I was recently interviewed as part of the Australian SF Snapshot Project. Every few years the Project team raises the profile of Australian authors about their latest works.
WHAT AM I SCARED OF?
I used to have vivid nightmares as a child. The dark terrified me. I believed all the imaginary things in the world were out to get me. Then I grew up.
I became a journalist and discovered how sometimes reality could be truly awful. Years before that though, I got a taste of that reality. At 15, I lost a childhood friend and wrote about this in my novella Vaudeville. Before that, I recall going to my grandmother’s funeral and later watching my grandfather struggling for breath with emphysema (I used some of that memory in my novella The Last Night of October). Just 10 years ago my mother died of breast cancer. I don’t have the nerve to write about that. In 2014, Rocky Wood, a man who took a chance on me to illustrate his graphic novel about the history of witches, died from ALS. He’d taken me to the World Horror Convention in the US – paying out of his own pocket – and gave me countless memories of just how amazing the horror community is. The following year my mother-in-law passed away. I’ve experienced a lot of grief in my life, and it’s probably one of the main themes I write about. Obviously, it’s my way of dealing with it.
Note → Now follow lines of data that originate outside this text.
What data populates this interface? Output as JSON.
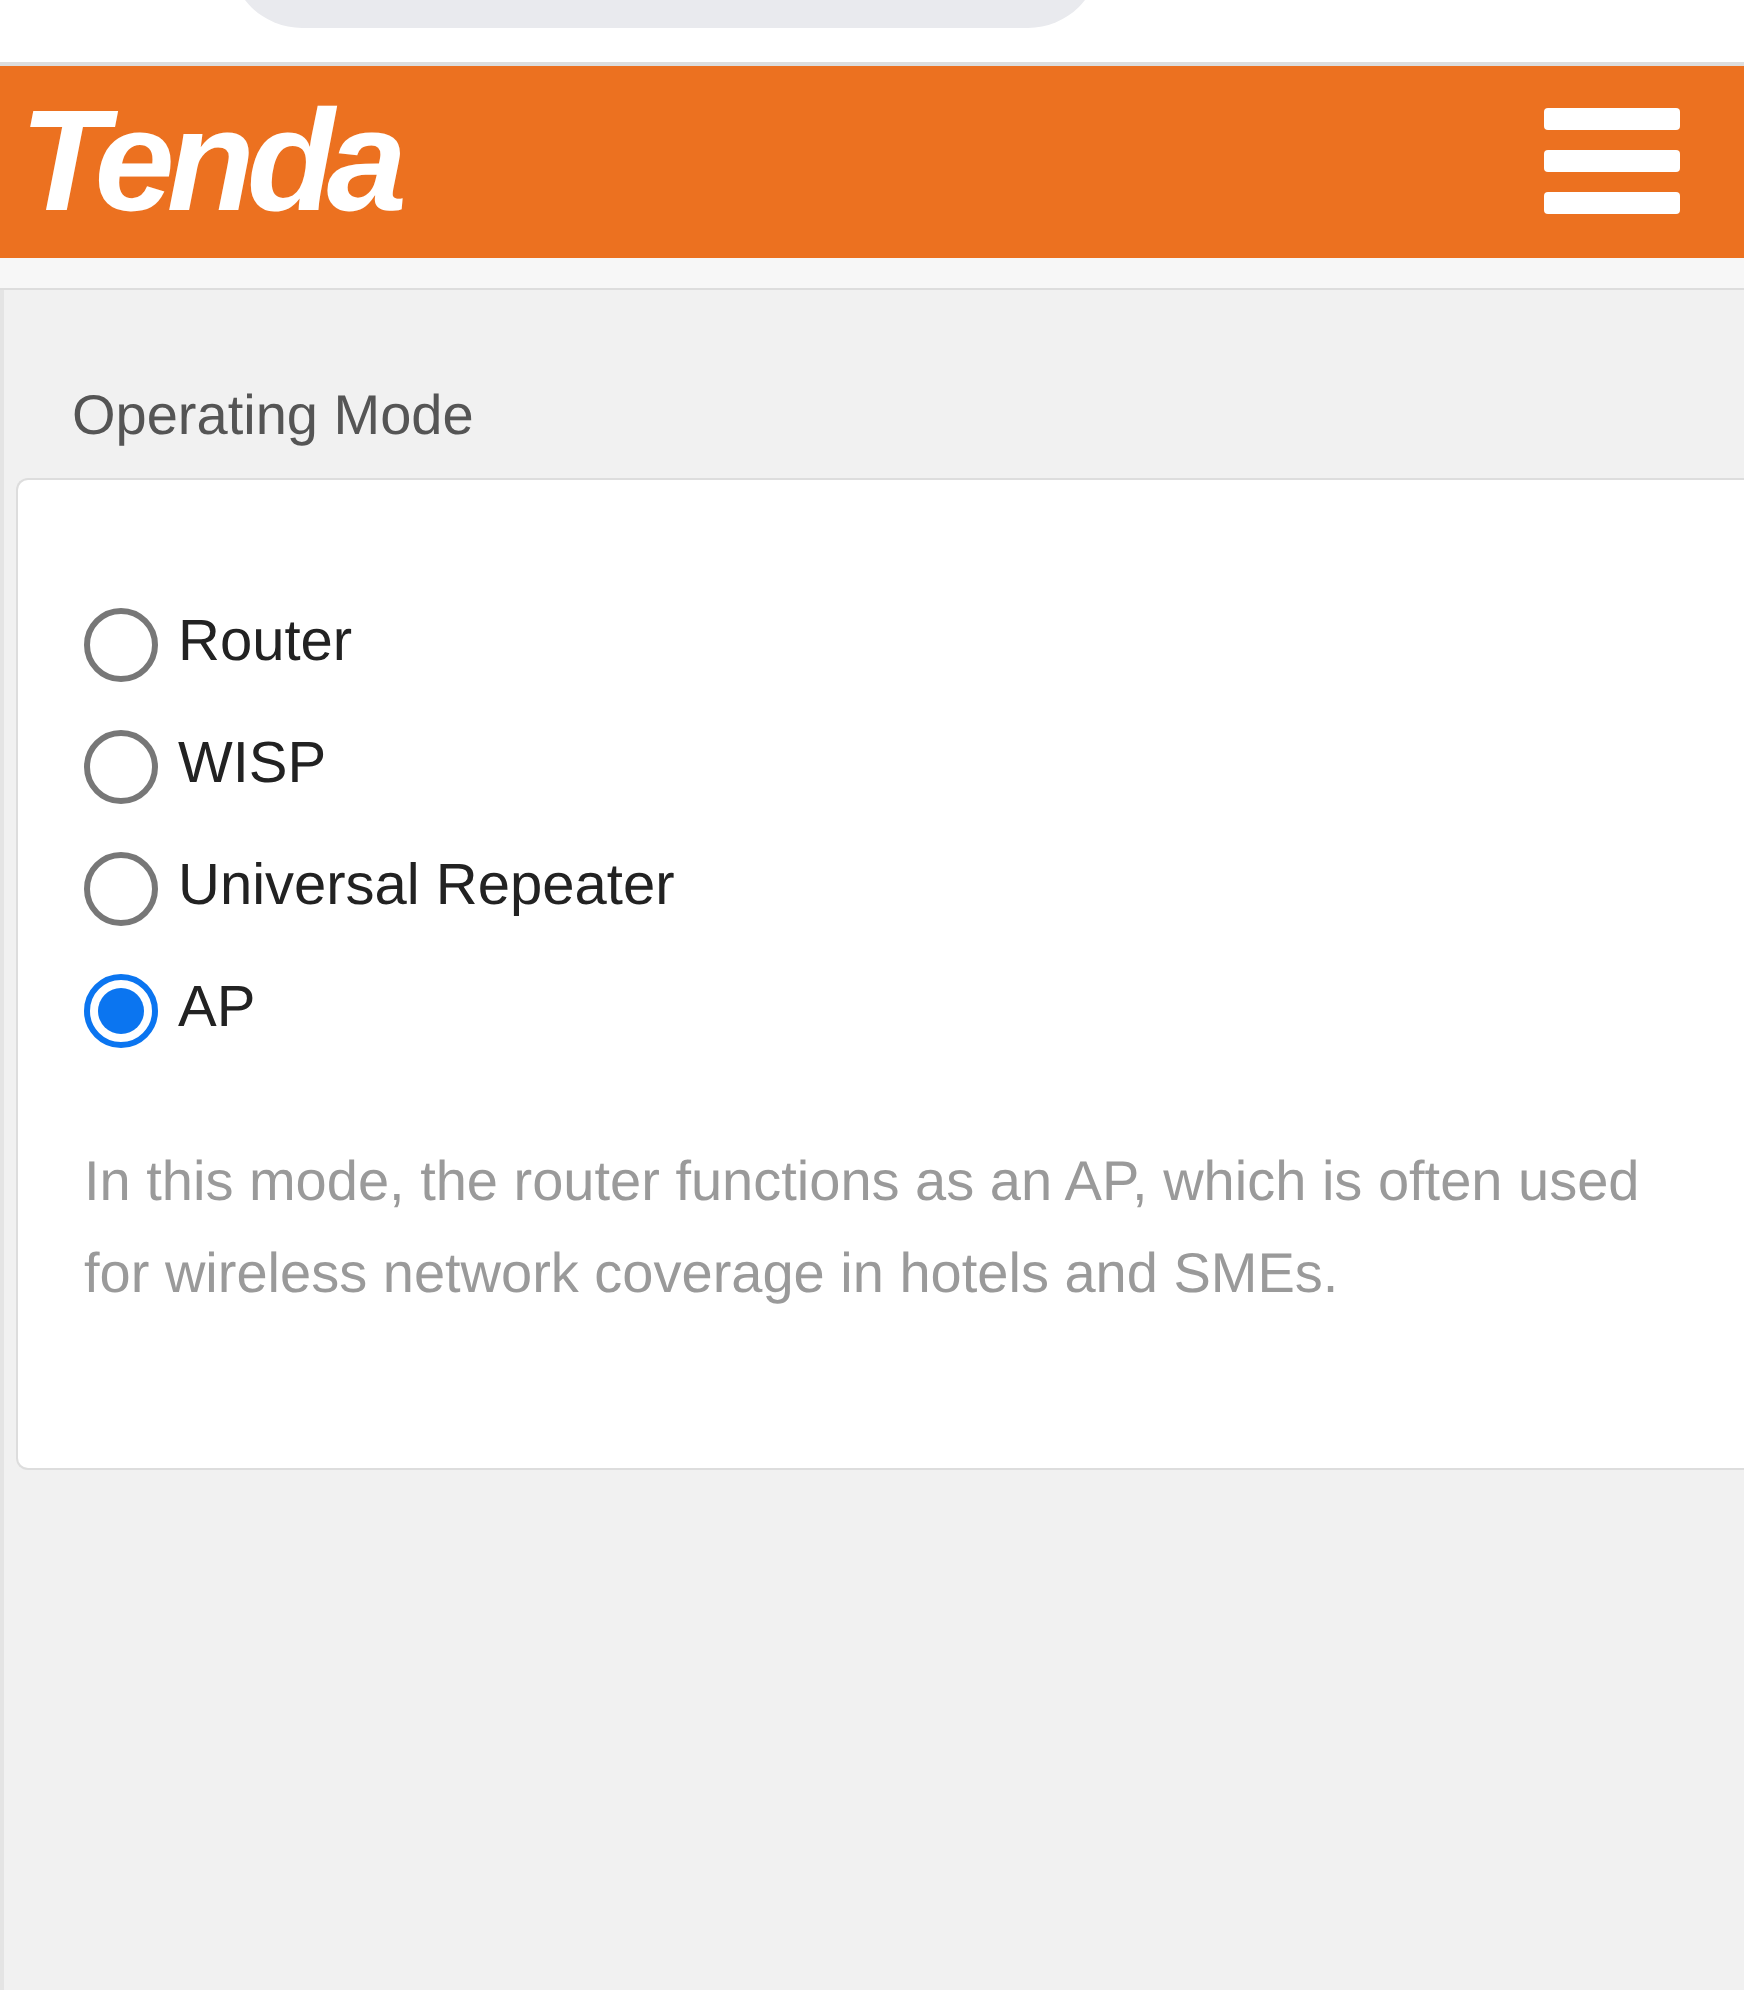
{
  "header": {
    "logo": "Tenda"
  },
  "section": {
    "title": "Operating Mode"
  },
  "modes": [
    {
      "label": "Router",
      "selected": false
    },
    {
      "label": "WISP",
      "selected": false
    },
    {
      "label": "Universal Repeater",
      "selected": false
    },
    {
      "label": "AP",
      "selected": true
    }
  ],
  "description": "In this mode, the router functions as an AP, which is often used for wireless network coverage in hotels and SMEs."
}
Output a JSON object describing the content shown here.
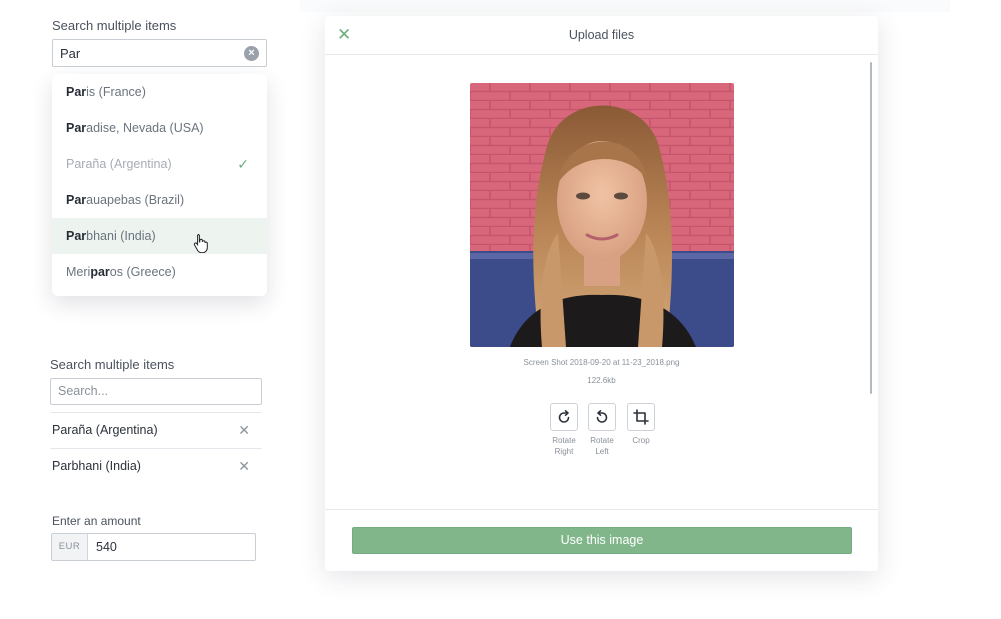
{
  "search_one": {
    "label": "Search multiple items",
    "value": "Par",
    "clear_icon": "clear-circle-icon",
    "options": [
      {
        "match": "Par",
        "rest": "is (France)"
      },
      {
        "match": "Par",
        "rest": "adise, Nevada (USA)"
      },
      {
        "text": "Paraña (Argentina)",
        "selected": true
      },
      {
        "match": "Par",
        "rest": "auapebas (Brazil)"
      },
      {
        "match": "Par",
        "rest": "bhani (India)",
        "hovered": true
      },
      {
        "prefix": "Meri",
        "match": "par",
        "rest": "os (Greece)"
      }
    ],
    "check_icon": "checkmark-icon"
  },
  "search_two": {
    "label": "Search multiple items",
    "placeholder": "Search...",
    "selected": [
      {
        "label": "Paraña (Argentina)"
      },
      {
        "label": "Parbhani (India)"
      }
    ]
  },
  "amount": {
    "label": "Enter an amount",
    "currency": "EUR",
    "value": "540"
  },
  "modal": {
    "title": "Upload files",
    "file_name": "Screen Shot 2018-09-20 at 11-23_2018.png",
    "file_size": "122.6kb",
    "tools": [
      {
        "label_line1": "Rotate",
        "label_line2": "Right",
        "icon": "rotate-right-icon"
      },
      {
        "label_line1": "Rotate",
        "label_line2": "Left",
        "icon": "rotate-left-icon"
      },
      {
        "label_line1": "Crop",
        "label_line2": "",
        "icon": "crop-icon"
      }
    ],
    "primary_button": "Use this image"
  },
  "colors": {
    "accent_green": "#80b68a",
    "hover_row": "#edf4ef",
    "check_green": "#6dae7e"
  }
}
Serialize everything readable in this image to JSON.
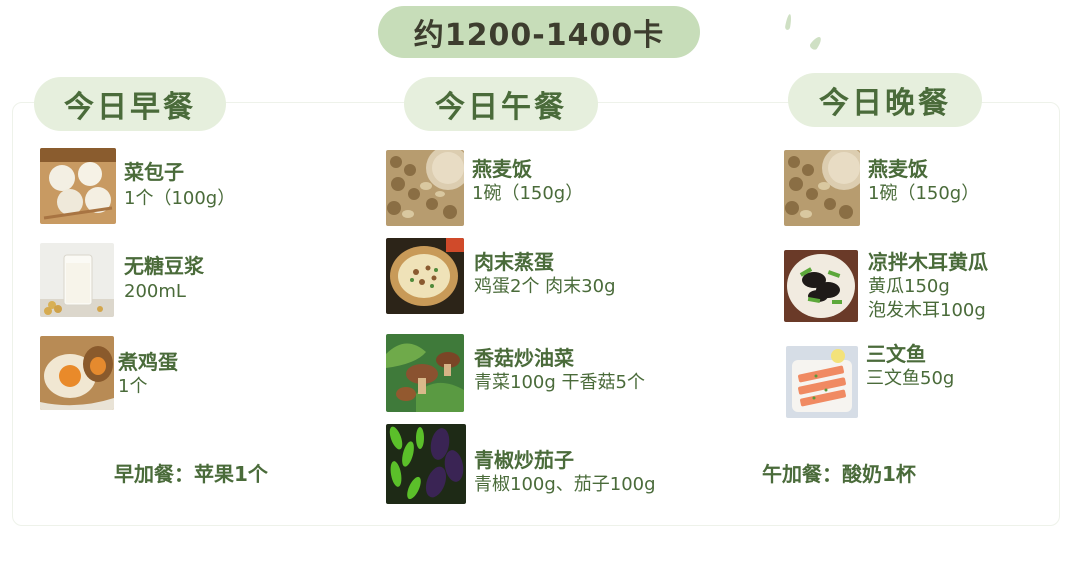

More than 20 years ago I experienced atrial fibrillation for the first time and had to hospitalised. AF is something my dad has lived with most of his life. t wasn’t fun and it was probably the first time I thought about my own mortality. There was a point that I thought I would die. But then I grew up. Soon after, I met my wife and we had two beautiful daughters together. Sure I’m still a cynical complainer stuck fast in the middle of a mid-life crisis. but I feel like I can handle my fears.
Well, I did… until a few months ago.
In May, while working from home thanks to COVID-19, my eldest daughter Abbi started experiencing headaches and blurry vision. Being good parents, we took her to the GP and our worst fears came true – there was something going on in her brain. A cyst on her pineal gland was blocking the flow of cerebrospinal fluid. Within a few hours, we were getting ready to drive six hours to our capital city so she could have urgent endoscopic surgery. This was what scared me. I didn’t want my first-born child to die. Yet, strangely, I wasn’t panicking. All that past fear had prepared me and if anything I was numb. Somehow I knew everything was going to be alright. And it was.
My daughter’s surgery went like clockwork. The pressure on her brain diminished and her stay in the ICU was short-lived. The most upsetting aspect was COVID-19. The pandemic meant our visits with Abbi in the ICU had to be painfully brief. In fact, I was chastised by a nurse in the ICU for not getting permission to enter (my wife let me in the door as she was leaving). This was nothing compared to the pain my daughter’s younger sister experienced when we told her that she couldn’t visit at all. I’ll never forget the two of them crying during a Facetime chat. This was reality hitting home all over again. And quite frankly, it sucked.
I worry for my children, about the pandemic, about whether a vaccine is even possible. I am truly scared for their future. These past six months have been the most productive of my life. I’ve created so many book covers, and two goddamn comics, with more to come. Last week I started writing some long fiction – for the first time in a very long time. So maybe being scared helped me find a way to reignite that creative spark. I’m glad it did.
What am I really scared of though?
Spiders. I hate those big hairy bastards.
WIN PAPERBACK COPIES OF MY THREE NOVELS!
Because we all need a distraction at the moment, I’ve decided to run a bit of a competition. Subscribe to my newsletter for your chance to win. Winner announced 31 August.
CONGRATULATIONS to New Zealand author Lee Murray on the recent publication of her short story collection, Grotesque: Monster Stories.
I had a blast creating the art for her cover, which called for a Renaissance, Da Vinci style sketch of one of the creatures. The book is selling like hotcakes and I’m honoured to have played a small role in its success.